Feeds

Stem cell pioneer steps down over egg ethics

'Shameful and horrible'

Choosing a cloud hosting partner with confidence

Pioneering stem cell researcher Professor Hwang Woo-Suk has stepped down from his position as Chairman of the World Stem Cell Hub, after it emerged that he used eggs from his own researchers in his work.

The story was first picked up by the journal Nature, after an interview with one of Hwang's PhD students in which she claimed to have donated her Ova. The journal put the allegations to Hwang, but he denied that any of his students had donated eggs for his research and blamed the student' poor English for the misunderstanding.

Suspicions were raised again earlier this month when one of Hwang's colleagues', Gerald Schatten, ended their collaboration. He cited concerns over the origins of the eggs the team was using.

This week the South Korean Health and Welfare Ministry confirmed that two junior researchers had indeed donated their ova for the professor's research two years ago.

Resigning from all his official posts, Hwang said: "I am very sorry that I have to tell the public words that are too shameful and horrible."

Despite this, the Seoul University Ethics panel has stated that there was no illegality or ethic breach in what had happened. After reviewing written testimony from 34 researchers and interviewing the women in question, it concluded that the two women made their donations before the current Life Ethics and Safety Law came into effect, Chosun Ilbo reports.

The panel also said that the women made their donations under false names, and that Professor Hwang was not aware of their decision. ®

Secure remote control for conventional and virtual desktops

More from The Register

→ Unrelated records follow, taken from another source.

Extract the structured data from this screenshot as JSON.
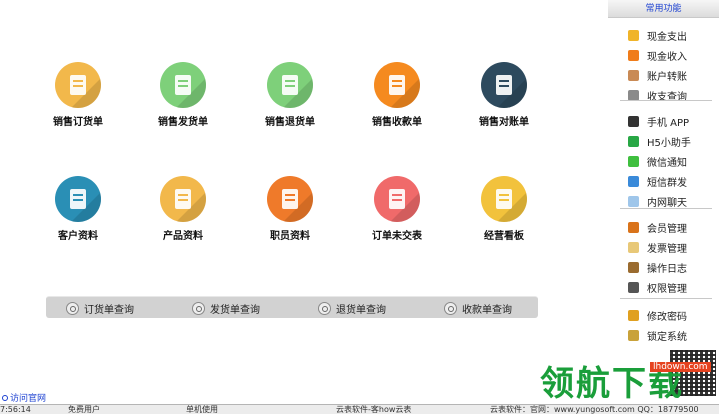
{
  "tiles": [
    {
      "label": "销售订货单",
      "icon": "order-icon",
      "color": "#f2b84b"
    },
    {
      "label": "销售发货单",
      "icon": "truck-icon",
      "color": "#7ed07a"
    },
    {
      "label": "销售退货单",
      "icon": "return-icon",
      "color": "#7ed07a"
    },
    {
      "label": "销售收款单",
      "icon": "yen-icon",
      "color": "#f58a1f"
    },
    {
      "label": "销售对账单",
      "icon": "clipboard-icon",
      "color": "#2d4a5e"
    },
    {
      "label": "客户资料",
      "icon": "customer-icon",
      "color": "#2a8fb5"
    },
    {
      "label": "产品资料",
      "icon": "boxes-icon",
      "color": "#f2b84b"
    },
    {
      "label": "职员资料",
      "icon": "staff-icon",
      "color": "#ef7a2a"
    },
    {
      "label": "订单未交表",
      "icon": "stopwatch-icon",
      "color": "#f06a6a"
    },
    {
      "label": "经营看板",
      "icon": "chart-board-icon",
      "color": "#f2c23c"
    }
  ],
  "queries": [
    "订货单查询",
    "发货单查询",
    "退货单查询",
    "收款单查询"
  ],
  "sidebar": {
    "title": "常用功能",
    "items": [
      {
        "label": "现金支出",
        "icon": "cash-out-icon",
        "color": "#f0b429"
      },
      {
        "label": "现金收入",
        "icon": "cash-in-icon",
        "color": "#f07c1a"
      },
      {
        "label": "账户转账",
        "icon": "transfer-icon",
        "color": "#c98a55"
      },
      {
        "label": "收支查询",
        "icon": "ledger-query-icon",
        "color": "#8a8a8a"
      },
      {
        "label": "手机 APP",
        "icon": "phone-icon",
        "color": "#333333"
      },
      {
        "label": "H5小助手",
        "icon": "check-circle-icon",
        "color": "#28a745"
      },
      {
        "label": "微信通知",
        "icon": "wechat-icon",
        "color": "#3fbf3f"
      },
      {
        "label": "短信群发",
        "icon": "sms-icon",
        "color": "#3a8ad9"
      },
      {
        "label": "内网聊天",
        "icon": "chat-bubble-icon",
        "color": "#9fc6ea"
      },
      {
        "label": "会员管理",
        "icon": "member-icon",
        "color": "#d9731a"
      },
      {
        "label": "发票管理",
        "icon": "invoice-icon",
        "color": "#e8c878"
      },
      {
        "label": "操作日志",
        "icon": "log-icon",
        "color": "#9a6b2f"
      },
      {
        "label": "权限管理",
        "icon": "monitor-icon",
        "color": "#555555"
      },
      {
        "label": "修改密码",
        "icon": "key-icon",
        "color": "#e0a020"
      },
      {
        "label": "锁定系统",
        "icon": "lock-icon",
        "color": "#c9a23a"
      }
    ]
  },
  "footer": {
    "visit_link": "访问官网",
    "time": "7:56:14",
    "user": "免费用户",
    "mode": "单机使用",
    "product": "云表软件-客how云表",
    "contact": "云表软件：官网：www.yungosoft.com  QQ：18779500"
  },
  "watermark": {
    "text": "领航下载",
    "url": "lhdown.com"
  }
}
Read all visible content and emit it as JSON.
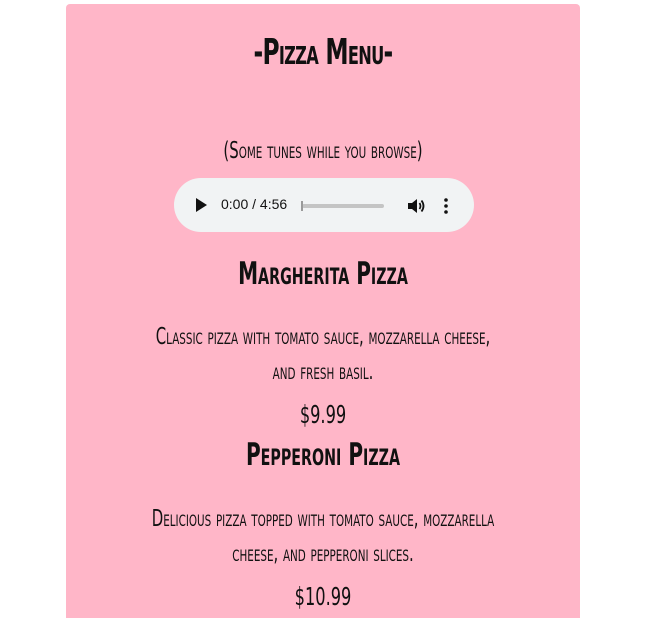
{
  "menu": {
    "title": "-Pizza Menu-",
    "subtitle": "(Some tunes while you browse)",
    "background_color": "#ffb6c8"
  },
  "audio_player": {
    "time": "0:00 / 4:56",
    "progress": 0,
    "play_icon": "play-icon",
    "volume_icon": "volume-icon",
    "more_icon": "more-options-icon"
  },
  "items": [
    {
      "name": "Margherita Pizza",
      "description_lines": [
        "Classic pizza with tomato sauce, mozzarella cheese,",
        "and fresh basil."
      ],
      "price": "$9.99"
    },
    {
      "name": "Pepperoni Pizza",
      "description_lines": [
        "Delicious pizza topped with tomato sauce, mozzarella",
        "cheese, and pepperoni slices."
      ],
      "price": "$10.99"
    }
  ]
}
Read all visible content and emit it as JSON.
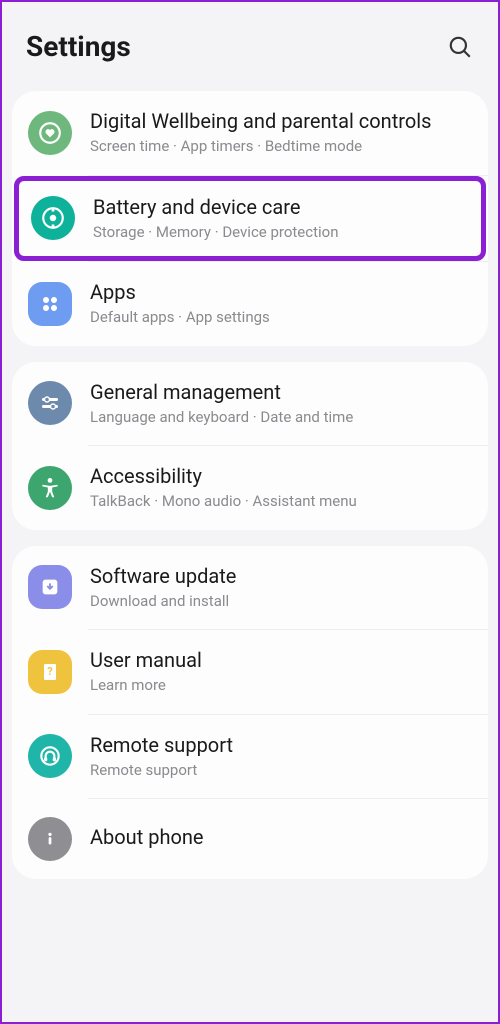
{
  "header": {
    "title": "Settings"
  },
  "sections": [
    {
      "items": [
        {
          "title": "Digital Wellbeing and parental controls",
          "subtitle": "Screen time  ·  App timers  ·  Bedtime mode"
        },
        {
          "title": "Battery and device care",
          "subtitle": "Storage  ·  Memory  ·  Device protection"
        },
        {
          "title": "Apps",
          "subtitle": "Default apps  ·  App settings"
        }
      ]
    },
    {
      "items": [
        {
          "title": "General management",
          "subtitle": "Language and keyboard  ·  Date and time"
        },
        {
          "title": "Accessibility",
          "subtitle": "TalkBack  ·  Mono audio  ·  Assistant menu"
        }
      ]
    },
    {
      "items": [
        {
          "title": "Software update",
          "subtitle": "Download and install"
        },
        {
          "title": "User manual",
          "subtitle": "Learn more"
        },
        {
          "title": "Remote support",
          "subtitle": "Remote support"
        },
        {
          "title": "About phone",
          "subtitle": ""
        }
      ]
    }
  ]
}
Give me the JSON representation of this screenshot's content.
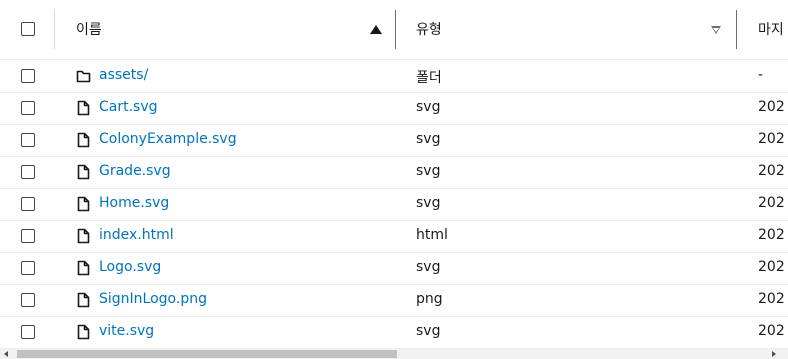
{
  "columns": {
    "name": "이름",
    "type": "유형",
    "modified": "마지"
  },
  "colors": {
    "link": "#0073bb",
    "text": "#16191f",
    "border": "#eaeded"
  },
  "rows": [
    {
      "name": "assets/",
      "icon": "folder-icon",
      "type": "폴더",
      "modified": "-"
    },
    {
      "name": "Cart.svg",
      "icon": "file-icon",
      "type": "svg",
      "modified": "202"
    },
    {
      "name": "ColonyExample.svg",
      "icon": "file-icon",
      "type": "svg",
      "modified": "202"
    },
    {
      "name": "Grade.svg",
      "icon": "file-icon",
      "type": "svg",
      "modified": "202"
    },
    {
      "name": "Home.svg",
      "icon": "file-icon",
      "type": "svg",
      "modified": "202"
    },
    {
      "name": "index.html",
      "icon": "file-icon",
      "type": "html",
      "modified": "202"
    },
    {
      "name": "Logo.svg",
      "icon": "file-icon",
      "type": "svg",
      "modified": "202"
    },
    {
      "name": "SignInLogo.png",
      "icon": "file-icon",
      "type": "png",
      "modified": "202"
    },
    {
      "name": "vite.svg",
      "icon": "file-icon",
      "type": "svg",
      "modified": "202"
    }
  ]
}
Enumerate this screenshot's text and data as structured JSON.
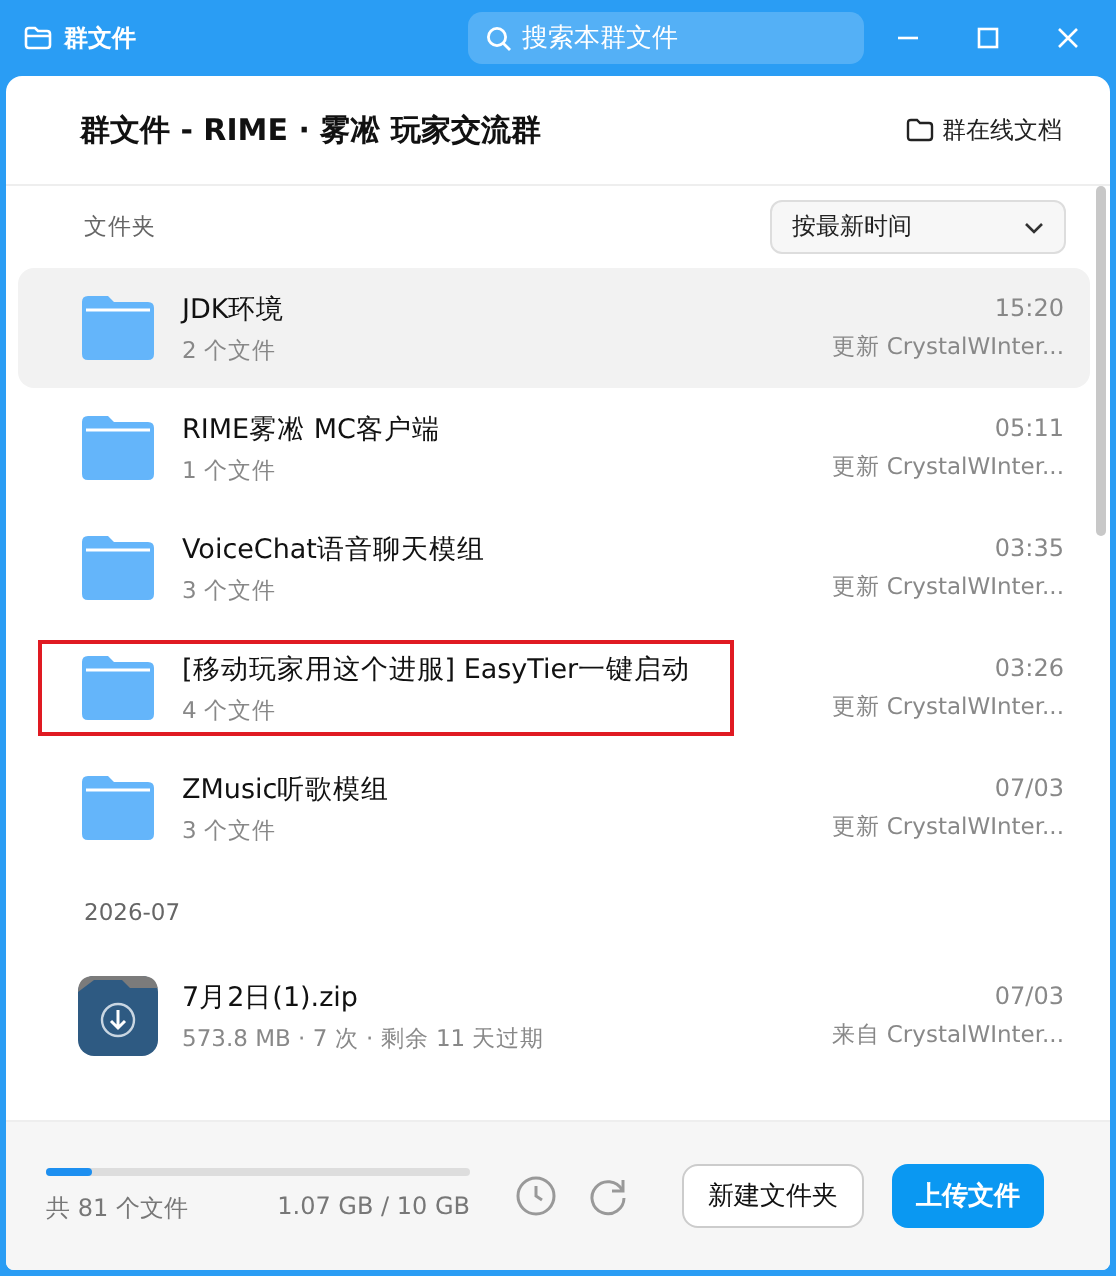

next story
GRAV WAVE DRAMA: 'Big Bang echo' may have been grit on the scanner – boffins
Exit Planet Dust on faster-than-light expansion of universe
Mine Bitcoins with PENCIL and PAPER
Forget Sudoku, crunch SHA-256 algos
SpaceX Dragon cargo truck flies 3D printer to ISS: Clawdown in 3, 2...
Craft berths at space station with supplies, experiments, toys
'This BITE MARK is a SMOKING GUN': Boffins probe ancient assault
Tooth embedded in thigh bone may tell who pulled the trigger
DOLPHINS SMELL MAGNETS – did we hear that right, boffins?
Xavier's School for Gifted Magnetotaceans
Big dinosaur wowed females with its ENORMOUS HOOTER
That's right, Doris, I've got biggest snout in the prehistoric world
Japanese volcano eruption reportedly leaves 31 people presumed dead
Hopes fade of finding survivors on Mount Ontake
That glass of water you just drank? It was OLDER than the SUN
One MEELLION years older. Some of it anyway
Canberra drone team dances a samba in Outback Challenge
CSIRO's 'missing bushwalker' found and watered
NASA rover Curiosity drills HOLE in MARS 'GOLF COURSE'
Joins 'traffic light' and perfect stony sphere on the Red Planet
prev story

Whitepapers

Forging a new future with identity relationship management
Learn about ForgeRock's next generation IRM platform and how it is designed to empower CEOS's and enterprises to engage with consumers.
Storage capacity and performance optimization at Mizuno USA
Mizuno USA turn to Tegile storage technology to solve both their SAN and backup issues.
The next step in data security
With recent increased privacy concerns and computers becoming more powerful, the chance of hackers being able to crack smaller-sized RSA keys increases.
Security for virtualized datacentres
Legacy security solutions are inefficient due to the architectural differences between physical and virtual environments.
A strategic approach to identity relationship management
ForgeRock commissioned Forrester to evaluate companies’ IAM practices and requirements when it comes to customer-facing scenarios versus employee-facing ones.